• Exercise directions: Please list all lines of the material below in which the string "your" occurs.

** Data shown follows **

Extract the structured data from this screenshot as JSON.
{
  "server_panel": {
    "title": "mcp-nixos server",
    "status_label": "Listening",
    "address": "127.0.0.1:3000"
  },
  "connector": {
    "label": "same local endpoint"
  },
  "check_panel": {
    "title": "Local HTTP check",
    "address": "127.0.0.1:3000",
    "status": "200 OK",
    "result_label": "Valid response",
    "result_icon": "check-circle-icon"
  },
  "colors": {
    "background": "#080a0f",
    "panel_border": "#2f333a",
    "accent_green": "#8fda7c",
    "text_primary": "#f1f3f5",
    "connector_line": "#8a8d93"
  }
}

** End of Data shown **
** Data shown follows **

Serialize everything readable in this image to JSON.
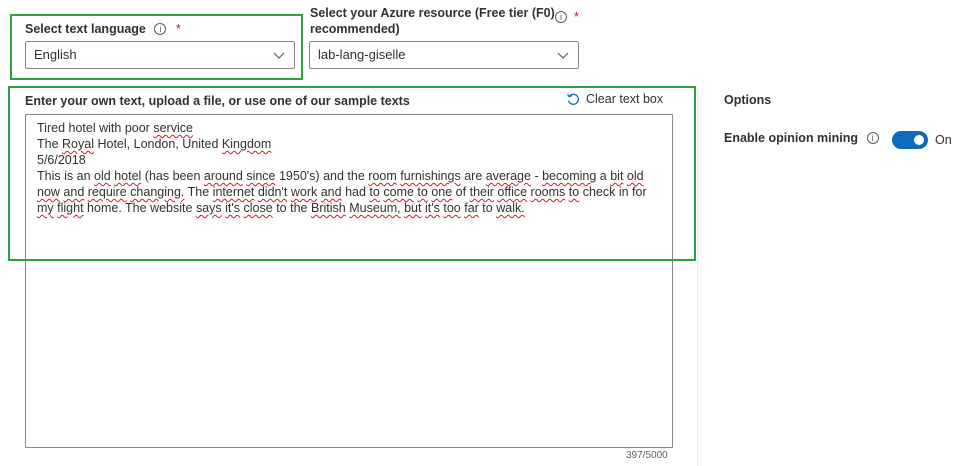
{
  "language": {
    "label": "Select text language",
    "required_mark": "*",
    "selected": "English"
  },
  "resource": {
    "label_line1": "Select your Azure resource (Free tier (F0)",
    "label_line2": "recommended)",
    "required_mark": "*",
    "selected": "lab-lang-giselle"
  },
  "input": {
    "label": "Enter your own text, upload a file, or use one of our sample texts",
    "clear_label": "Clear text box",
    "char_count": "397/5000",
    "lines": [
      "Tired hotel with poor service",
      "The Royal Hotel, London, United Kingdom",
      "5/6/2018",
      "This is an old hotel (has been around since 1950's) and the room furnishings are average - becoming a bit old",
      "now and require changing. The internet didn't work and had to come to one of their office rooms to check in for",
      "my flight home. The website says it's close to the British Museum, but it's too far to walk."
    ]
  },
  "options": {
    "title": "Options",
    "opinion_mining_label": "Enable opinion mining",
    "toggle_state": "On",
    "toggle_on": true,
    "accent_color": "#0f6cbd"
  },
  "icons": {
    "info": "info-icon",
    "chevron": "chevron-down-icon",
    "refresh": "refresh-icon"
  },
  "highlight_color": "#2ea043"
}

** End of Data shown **

• Exercise response:
    "label_line1": "Select your Azure resource (Free tier (F0)",
    "label": "Enter your own text, upload a file, or use one of our sample texts",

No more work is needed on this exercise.